However, the flu has an incubation period of just two days. That gives you two days to spread the virus before you get symptoms and go home to sweat it out over a few days. COVID-19 has an estimated incubation period for up to 14 days.9, 10 That’s two full weeks for you be symptom-free and spread the disease before you end up staying home. That’s two full weeks for you to come into contact with the elderly, with a 55 year old man with COPD, with an eight-year-old boy with respiratory comorbidities, and with everyone else in the population.
It is not hysteria for people to prepare and get tested and ask questions. Masks do help. Disinfecting offices and equipment does help. This pandemic does not seem to threaten the existence of humanity on Earth, but it certainly has the potential to kill a lot of people and threaten our way of living.
Paramedics and EMTs are some of the toughest and caring folks in the world. But we also need to remember that the public is listening to us. If you don’t care, they won’t care. If you don’t take preventative measures, neither will they. Life is different right now. These are unchartered waters for humanity and for paramedicine.
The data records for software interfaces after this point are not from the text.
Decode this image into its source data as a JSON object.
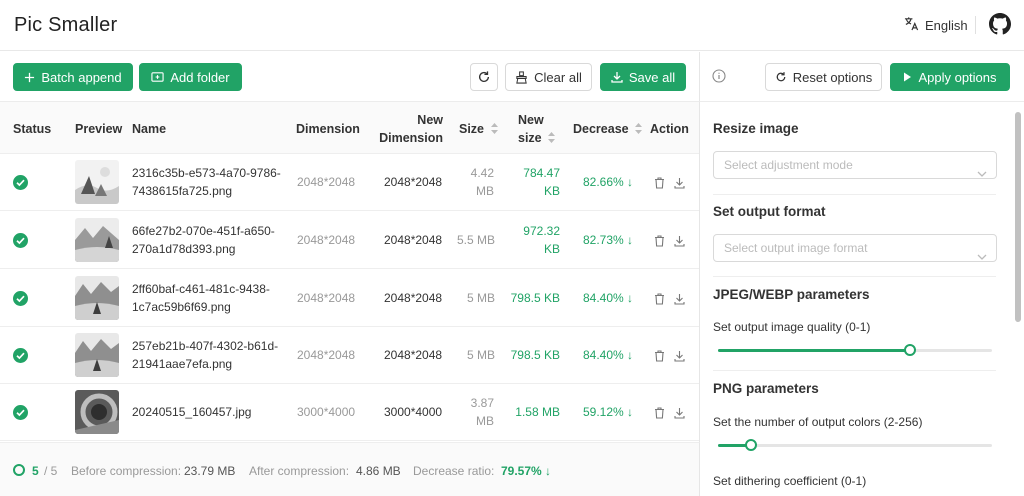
{
  "app": {
    "title": "Pic Smaller"
  },
  "header": {
    "language": "English",
    "language_icon": "translate-icon",
    "github_icon": "github-icon"
  },
  "toolbar": {
    "batch_append": "Batch append",
    "add_folder": "Add folder",
    "clear_all": "Clear all",
    "save_all": "Save all"
  },
  "table": {
    "columns": {
      "status": "Status",
      "preview": "Preview",
      "name": "Name",
      "dimension": "Dimension",
      "new_dimension": "New Dimension",
      "size": "Size",
      "new_size": "New size",
      "decrease": "Decrease",
      "action": "Action"
    },
    "rows": [
      {
        "status": "done",
        "name": "2316c35b-e573-4a70-9786-7438615fa725.png",
        "dimension": "2048*2048",
        "new_dimension": "2048*2048",
        "size": "4.42 MB",
        "new_size": "784.47 KB",
        "decrease": "82.66%"
      },
      {
        "status": "done",
        "name": "66fe27b2-070e-451f-a650-270a1d78d393.png",
        "dimension": "2048*2048",
        "new_dimension": "2048*2048",
        "size": "5.5 MB",
        "new_size": "972.32 KB",
        "decrease": "82.73%"
      },
      {
        "status": "done",
        "name": "2ff60baf-c461-481c-9438-1c7ac59b6f69.png",
        "dimension": "2048*2048",
        "new_dimension": "2048*2048",
        "size": "5 MB",
        "new_size": "798.5 KB",
        "decrease": "84.40%"
      },
      {
        "status": "done",
        "name": "257eb21b-407f-4302-b61d-21941aae7efa.png",
        "dimension": "2048*2048",
        "new_dimension": "2048*2048",
        "size": "5 MB",
        "new_size": "798.5 KB",
        "decrease": "84.40%"
      },
      {
        "status": "done",
        "name": "20240515_160457.jpg",
        "dimension": "3000*4000",
        "new_dimension": "3000*4000",
        "size": "3.87 MB",
        "new_size": "1.58 MB",
        "decrease": "59.12%"
      }
    ]
  },
  "footer": {
    "done": "5",
    "total": "/ 5",
    "before_label": "Before compression:",
    "before_value": "23.79 MB",
    "after_label": "After compression:",
    "after_value": "4.86 MB",
    "ratio_label": "Decrease ratio:",
    "ratio_value": "79.57%"
  },
  "panel": {
    "reset": "Reset options",
    "apply": "Apply options",
    "resize_title": "Resize image",
    "resize_placeholder": "Select adjustment mode",
    "format_title": "Set output format",
    "format_placeholder": "Select output image format",
    "jpeg_title": "JPEG/WEBP parameters",
    "quality_label": "Set output image quality (0-1)",
    "quality_fraction": 0.7,
    "png_title": "PNG parameters",
    "colors_label": "Set the number of output colors (2-256)",
    "colors_fraction": 0.12,
    "dither_label": "Set dithering coefficient (0-1)"
  },
  "colors": {
    "accent": "#21a366",
    "muted": "#999999",
    "border": "#d9d9d9"
  }
}
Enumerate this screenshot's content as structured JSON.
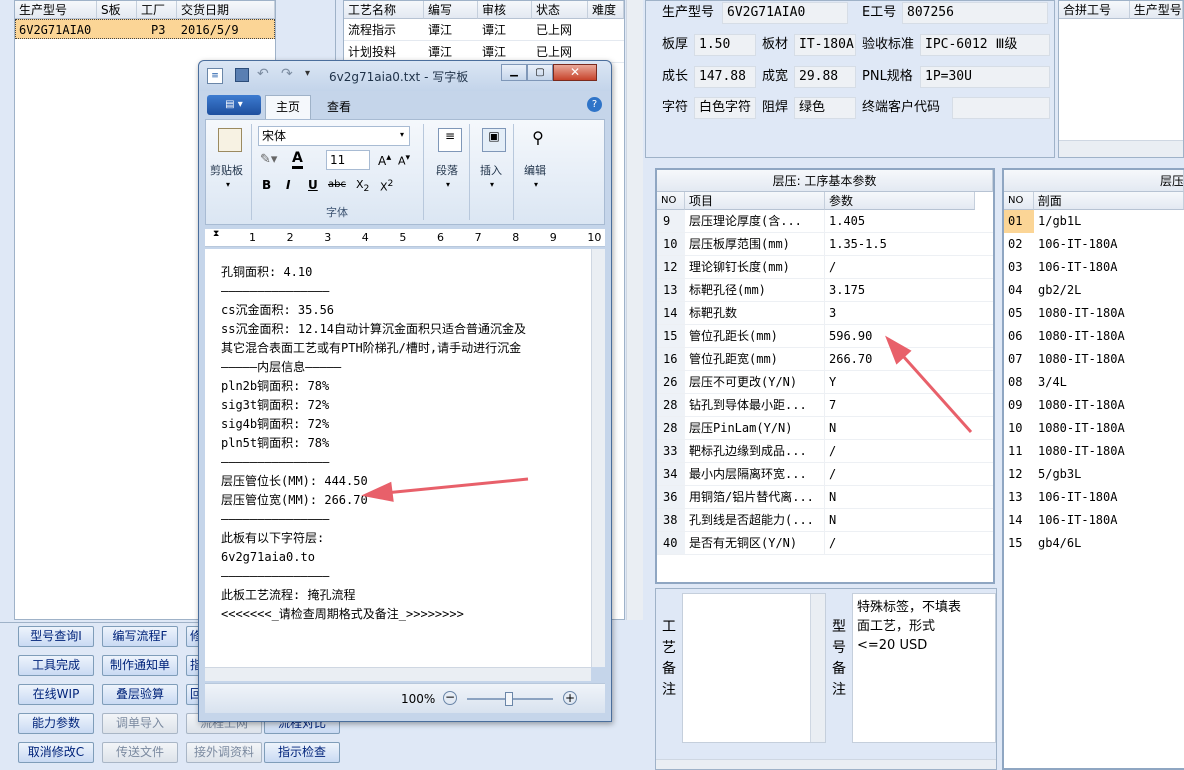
{
  "left_table": {
    "columns": [
      "生产型号",
      "S板",
      "工厂",
      "交货日期"
    ],
    "row": {
      "model": "6V2G71AIA0",
      "s": "",
      "factory": "P3",
      "date": "2016/5/9"
    }
  },
  "process_table": {
    "columns": [
      "工艺名称",
      "编写",
      "审核",
      "状态",
      "难度"
    ],
    "rows": [
      {
        "name": "流程指示",
        "author": "谭江",
        "reviewer": "谭江",
        "status": "已上网"
      },
      {
        "name": "计划投料",
        "author": "谭江",
        "reviewer": "谭江",
        "status": "已上网"
      }
    ]
  },
  "buttons": [
    {
      "label": "型号查询I",
      "dis": false
    },
    {
      "label": "编写流程F",
      "dis": false
    },
    {
      "label": "修",
      "dis": false
    },
    {
      "label": "工具完成",
      "dis": false
    },
    {
      "label": "制作通知单",
      "dis": false
    },
    {
      "label": "指",
      "dis": false
    },
    {
      "label": "在线WIP",
      "dis": false
    },
    {
      "label": "叠层验算",
      "dis": false
    },
    {
      "label": "回",
      "dis": false
    },
    {
      "label": "能力参数",
      "dis": false
    },
    {
      "label": "调单导入",
      "dis": true
    },
    {
      "label": "流程上网",
      "dis": true
    },
    {
      "label": "流程对比",
      "dis": false
    },
    {
      "label": "取消修改C",
      "dis": false
    },
    {
      "label": "传送文件",
      "dis": true
    },
    {
      "label": "接外调资料",
      "dis": true
    },
    {
      "label": "指示检查",
      "dis": false
    }
  ],
  "info": {
    "model_label": "生产型号",
    "model": "6V2G71AIA0",
    "e_label": "E工号",
    "e": "807256",
    "thick_label": "板厚",
    "thick": "1.50",
    "mat_label": "板材",
    "mat": "IT-180A",
    "std_label": "验收标准",
    "std": "IPC-6012 Ⅲ级",
    "len_label": "成长",
    "len": "147.88",
    "wid_label": "成宽",
    "wid": "29.88",
    "pnl_label": "PNL规格",
    "pnl": "1P=30U",
    "char_label": "字符",
    "char": "白色字符",
    "mask_label": "阻焊",
    "mask": "绿色",
    "cust_label": "终端客户代码",
    "cust": ""
  },
  "merge_table": {
    "columns": [
      "合拼工号",
      "生产型号"
    ]
  },
  "lam_params": {
    "title": "层压: 工序基本参数",
    "columns": [
      "NO",
      "项目",
      "参数"
    ],
    "rows": [
      {
        "no": "9",
        "item": "层压理论厚度(含...",
        "val": "1.405"
      },
      {
        "no": "10",
        "item": "层压板厚范围(mm)",
        "val": "1.35-1.5"
      },
      {
        "no": "12",
        "item": "理论铆钉长度(mm)",
        "val": "/"
      },
      {
        "no": "13",
        "item": "标靶孔径(mm)",
        "val": "3.175"
      },
      {
        "no": "14",
        "item": "标靶孔数",
        "val": "3"
      },
      {
        "no": "15",
        "item": "管位孔距长(mm)",
        "val": "596.90"
      },
      {
        "no": "16",
        "item": "管位孔距宽(mm)",
        "val": "266.70"
      },
      {
        "no": "26",
        "item": "层压不可更改(Y/N)",
        "val": "Y"
      },
      {
        "no": "28",
        "item": "钻孔到导体最小距...",
        "val": "7"
      },
      {
        "no": "28",
        "item": "层压PinLam(Y/N)",
        "val": "N"
      },
      {
        "no": "33",
        "item": "靶标孔边缘到成品...",
        "val": "/"
      },
      {
        "no": "34",
        "item": "最小内层隔离环宽...",
        "val": "/"
      },
      {
        "no": "36",
        "item": "用铜箔/铝片替代离...",
        "val": "N"
      },
      {
        "no": "38",
        "item": "孔到线是否超能力(...",
        "val": "N"
      },
      {
        "no": "40",
        "item": "是否有无铜区(Y/N)",
        "val": "/"
      }
    ]
  },
  "stack": {
    "title": "层压",
    "columns": [
      "NO",
      "剖面"
    ],
    "rows": [
      {
        "no": "01",
        "v": "1/gb1L"
      },
      {
        "no": "02",
        "v": "106-IT-180A"
      },
      {
        "no": "03",
        "v": "106-IT-180A"
      },
      {
        "no": "04",
        "v": "gb2/2L"
      },
      {
        "no": "05",
        "v": "1080-IT-180A"
      },
      {
        "no": "06",
        "v": "1080-IT-180A"
      },
      {
        "no": "07",
        "v": "1080-IT-180A"
      },
      {
        "no": "08",
        "v": "3/4L"
      },
      {
        "no": "09",
        "v": "1080-IT-180A"
      },
      {
        "no": "10",
        "v": "1080-IT-180A"
      },
      {
        "no": "11",
        "v": "1080-IT-180A"
      },
      {
        "no": "12",
        "v": "5/gb3L"
      },
      {
        "no": "13",
        "v": "106-IT-180A"
      },
      {
        "no": "14",
        "v": "106-IT-180A"
      },
      {
        "no": "15",
        "v": "gb4/6L"
      }
    ]
  },
  "remarks": {
    "craft_label": [
      "工",
      "艺",
      "备",
      "注"
    ],
    "model_label": [
      "型",
      "号",
      "备",
      "注"
    ],
    "model_text": [
      "特殊标签，不填表",
      "面工艺，形式",
      "<=20 USD"
    ]
  },
  "wordpad": {
    "title": "6v2g71aia0.txt - 写字板",
    "tab_home": "主页",
    "tab_view": "查看",
    "font": "宋体",
    "size": "11",
    "clipboard": "剪贴板",
    "font_group": "字体",
    "paragraph": "段落",
    "insert": "插入",
    "edit": "编辑",
    "ruler": [
      "1",
      "2",
      "3",
      "4",
      "5",
      "6",
      "7",
      "8",
      "9",
      "10"
    ],
    "lines": [
      "孔铜面积: 4.10",
      "———————————————",
      "cs沉金面积: 35.56",
      "ss沉金面积: 12.14自动计算沉金面积只适合普通沉金及",
      "其它混合表面工艺或有PTH阶梯孔/槽时,请手动进行沉金",
      "—————内层信息—————",
      "pln2b铜面积: 78%",
      "sig3t铜面积: 72%",
      "sig4b铜面积: 72%",
      "pln5t铜面积: 78%",
      "———————————————",
      "层压管位长(MM): 444.50",
      "层压管位宽(MM): 266.70",
      "———————————————",
      "此板有以下字符层:",
      "6v2g71aia0.to",
      "———————————————",
      "此板工艺流程: 掩孔流程",
      "<<<<<<<_请检查周期格式及备注_>>>>>>>>"
    ],
    "zoom": "100%"
  },
  "colors": {
    "arrow": "#e8606a",
    "selected": "#fbd596",
    "accent": "#1c5aa8"
  }
}
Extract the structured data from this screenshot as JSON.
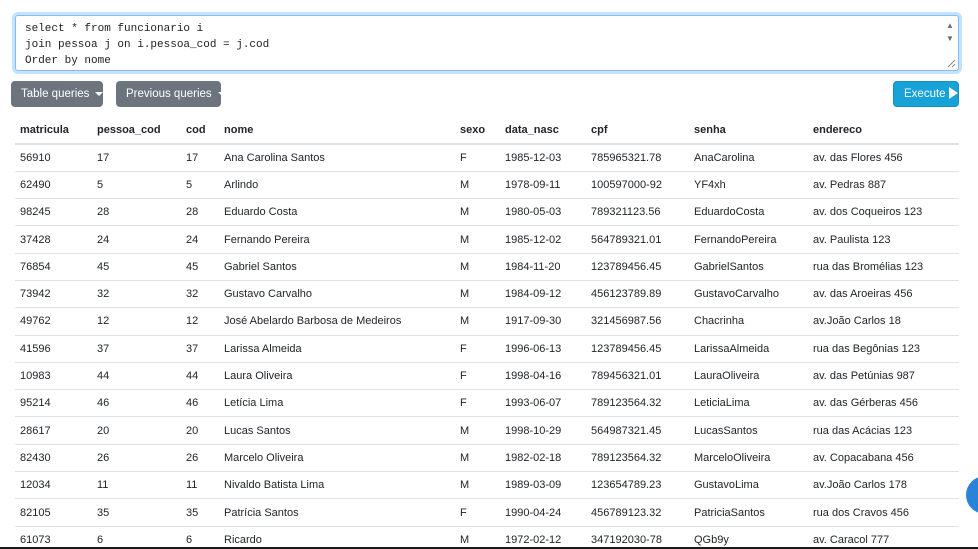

That hurricane is sitting offshore right now. The science is telling us to prepare and how to stay safe. Complacency kills. Be patient, be persistent and be prudent. Oh, and buy a toilet seat bidet attachment, they last forever and negate the need for toilet paper.
1. Olshansky, R.B., Planning after hurricane Katrina. Journal of the American Planning Association, 2006. 72(2): p. 147-153.
2. Knox, C.C., Analyzing after-action reports from Hurricanes Andrew and Katrina: repeated, modified, and newly created recommendations. Journal of emergency management, 2013. 11(2): p. 160-68.
3. Bledsoe, B.E., et al., Paramedic Care: Principles & Practice, Volume 1. 2016: Pearson Education.
4. Ross, E.M., et al., Stop the bleed: the effect of hemorrhage control education on laypersons’ willingness to respond during a traumatic medical emergency. Prehospital and disaster medicine, 2018. 33(2): p. 127-132.
5. Loeb, M., et al., Surgical mask vs N95 respirator for preventing influenza among health care workers: a randomized trial. Jama, 2009. 302(17): p. 1865-1871.
6. Dukic, V., H.F. Lopes, and N.G. Polson, Tracking epidemics with Google flu trends data and a state-space SEIR model. Journal of the American Statistical Association, 2012. 107(500): p. 1410-1426.
7. 2020, W.D.-G.s.o.r.a.t.m.b.o.C.-.-M., World Health Organization. 2020.
8. Fauci, A.S., H.C. Lane, and R.R. Redfield, Covid-19—Navigating the Uncharted. 2020, Mass Medical Soc.
9. Backer, J.A., D. Klinkenberg, and J. Wallinga, Incubation period of 2019 novel coronavirus (2019-nCoV) infections among travellers from Wuhan, China, 20–28 January 2020. Eurosurveillance, 2020. 25(5).
10. Lauer, S.A., et al., The Incubation Period of Coronavirus Disease 2019 (COVID-19) From Publicly Reported Confirmed Cases: Estimation and Application. Annals of Internal Medicine, 2020.